* _TASK ITEM_:
A word-for-word copy of the entries, with the images left out, is what you should write.
______
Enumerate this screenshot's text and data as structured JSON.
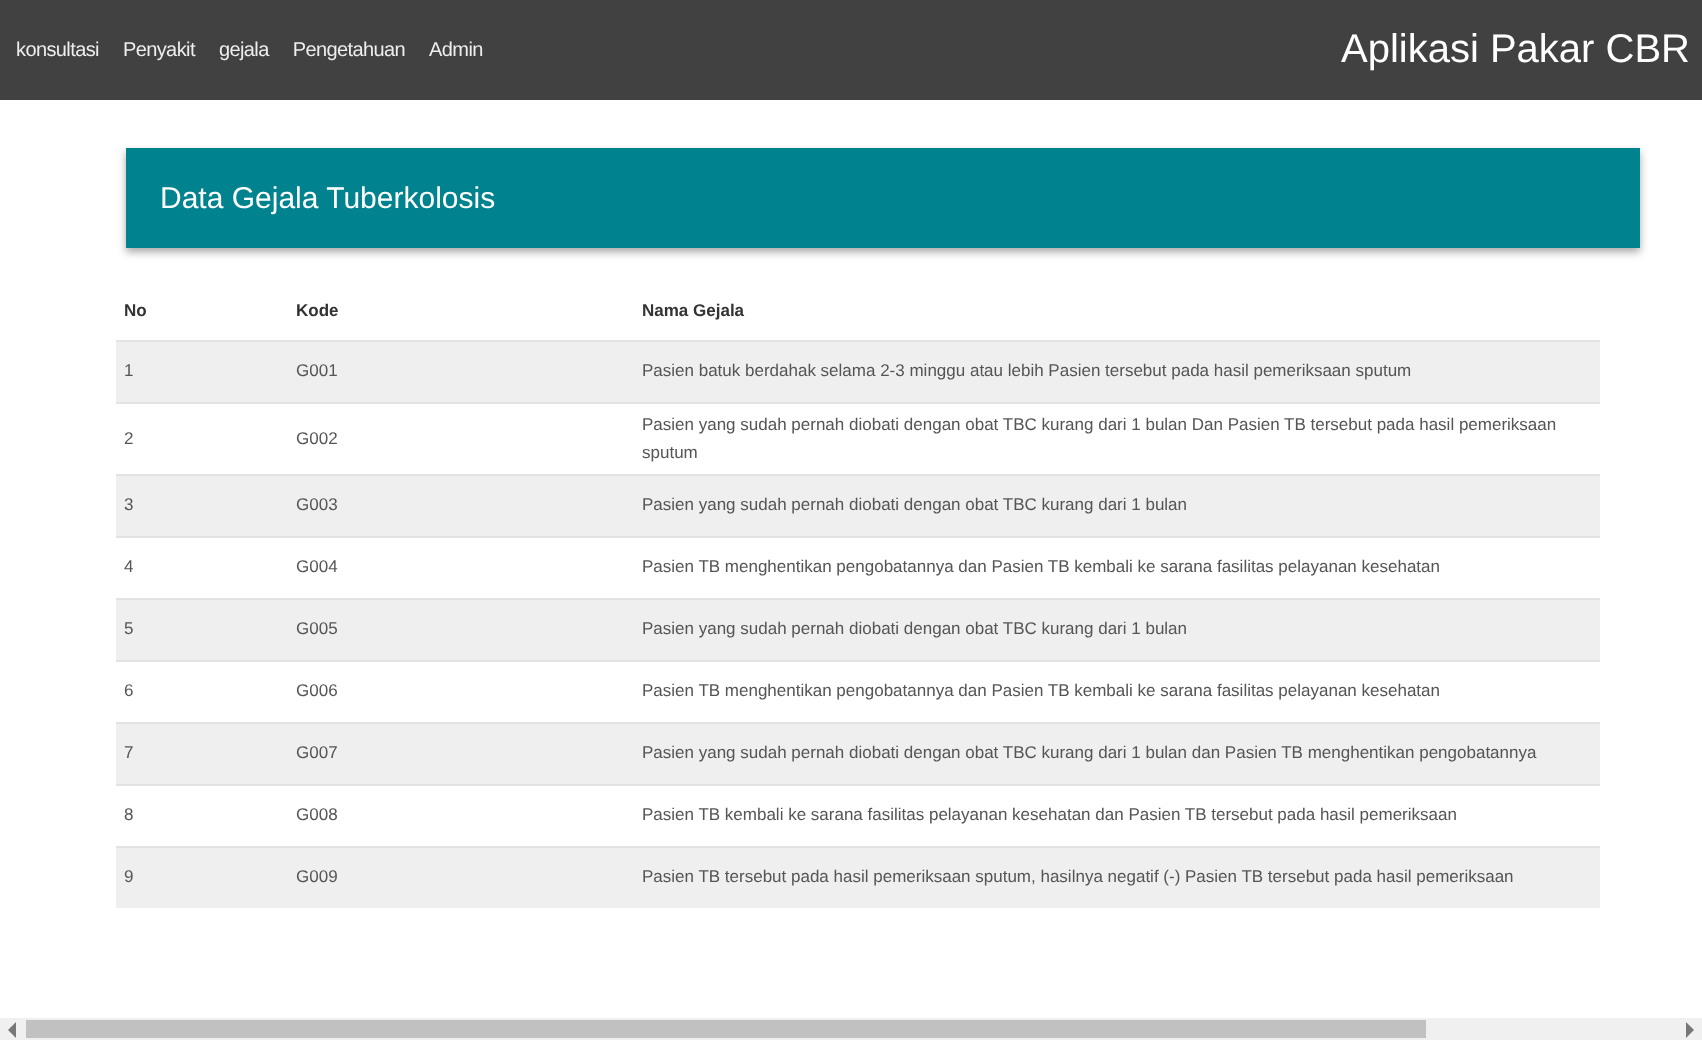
{
  "navbar": {
    "links": [
      {
        "label": "konsultasi"
      },
      {
        "label": "Penyakit"
      },
      {
        "label": "gejala"
      },
      {
        "label": "Pengetahuan"
      },
      {
        "label": "Admin"
      }
    ],
    "brand": "Aplikasi Pakar CBR"
  },
  "card": {
    "title": "Data Gejala Tuberkolosis"
  },
  "table": {
    "columns": [
      "No",
      "Kode",
      "Nama Gejala"
    ],
    "rows": [
      [
        "1",
        "G001",
        "Pasien batuk berdahak selama 2-3 minggu atau lebih Pasien tersebut pada hasil pemeriksaan sputum"
      ],
      [
        "2",
        "G002",
        "Pasien yang sudah pernah diobati dengan obat TBC kurang dari 1 bulan Dan Pasien TB tersebut pada hasil pemeriksaan sputum"
      ],
      [
        "3",
        "G003",
        "Pasien yang sudah pernah diobati dengan obat TBC kurang dari 1 bulan"
      ],
      [
        "4",
        "G004",
        "Pasien TB menghentikan pengobatannya dan Pasien TB kembali ke sarana fasilitas pelayanan kesehatan"
      ],
      [
        "5",
        "G005",
        "Pasien yang sudah pernah diobati dengan obat TBC kurang dari 1 bulan"
      ],
      [
        "6",
        "G006",
        "Pasien TB menghentikan pengobatannya dan Pasien TB kembali ke sarana fasilitas pelayanan kesehatan"
      ],
      [
        "7",
        "G007",
        "Pasien yang sudah pernah diobati dengan obat TBC kurang dari 1 bulan dan Pasien TB menghentikan pengobatannya"
      ],
      [
        "8",
        "G008",
        "Pasien TB kembali ke sarana fasilitas pelayanan kesehatan dan Pasien TB tersebut pada hasil pemeriksaan"
      ],
      [
        "9",
        "G009",
        "Pasien TB tersebut pada hasil pemeriksaan sputum, hasilnya negatif (-) Pasien TB tersebut pada hasil pemeriksaan"
      ]
    ]
  }
}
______
* _TASK RESULT_:
Enumerate this screenshot's text and data as structured JSON.
{
  "navbar": {
    "links": [
      {
        "label": "konsultasi"
      },
      {
        "label": "Penyakit"
      },
      {
        "label": "gejala"
      },
      {
        "label": "Pengetahuan"
      },
      {
        "label": "Admin"
      }
    ],
    "brand": "Aplikasi Pakar CBR"
  },
  "card": {
    "title": "Data Gejala Tuberkolosis"
  },
  "table": {
    "columns": [
      "No",
      "Kode",
      "Nama Gejala"
    ],
    "rows": [
      [
        "1",
        "G001",
        "Pasien batuk berdahak selama 2-3 minggu atau lebih Pasien tersebut pada hasil pemeriksaan sputum"
      ],
      [
        "2",
        "G002",
        "Pasien yang sudah pernah diobati dengan obat TBC kurang dari 1 bulan Dan Pasien TB tersebut pada hasil pemeriksaan sputum"
      ],
      [
        "3",
        "G003",
        "Pasien yang sudah pernah diobati dengan obat TBC kurang dari 1 bulan"
      ],
      [
        "4",
        "G004",
        "Pasien TB menghentikan pengobatannya dan Pasien TB kembali ke sarana fasilitas pelayanan kesehatan"
      ],
      [
        "5",
        "G005",
        "Pasien yang sudah pernah diobati dengan obat TBC kurang dari 1 bulan"
      ],
      [
        "6",
        "G006",
        "Pasien TB menghentikan pengobatannya dan Pasien TB kembali ke sarana fasilitas pelayanan kesehatan"
      ],
      [
        "7",
        "G007",
        "Pasien yang sudah pernah diobati dengan obat TBC kurang dari 1 bulan dan Pasien TB menghentikan pengobatannya"
      ],
      [
        "8",
        "G008",
        "Pasien TB kembali ke sarana fasilitas pelayanan kesehatan dan Pasien TB tersebut pada hasil pemeriksaan"
      ],
      [
        "9",
        "G009",
        "Pasien TB tersebut pada hasil pemeriksaan sputum, hasilnya negatif (-) Pasien TB tersebut pada hasil pemeriksaan"
      ]
    ]
  }
}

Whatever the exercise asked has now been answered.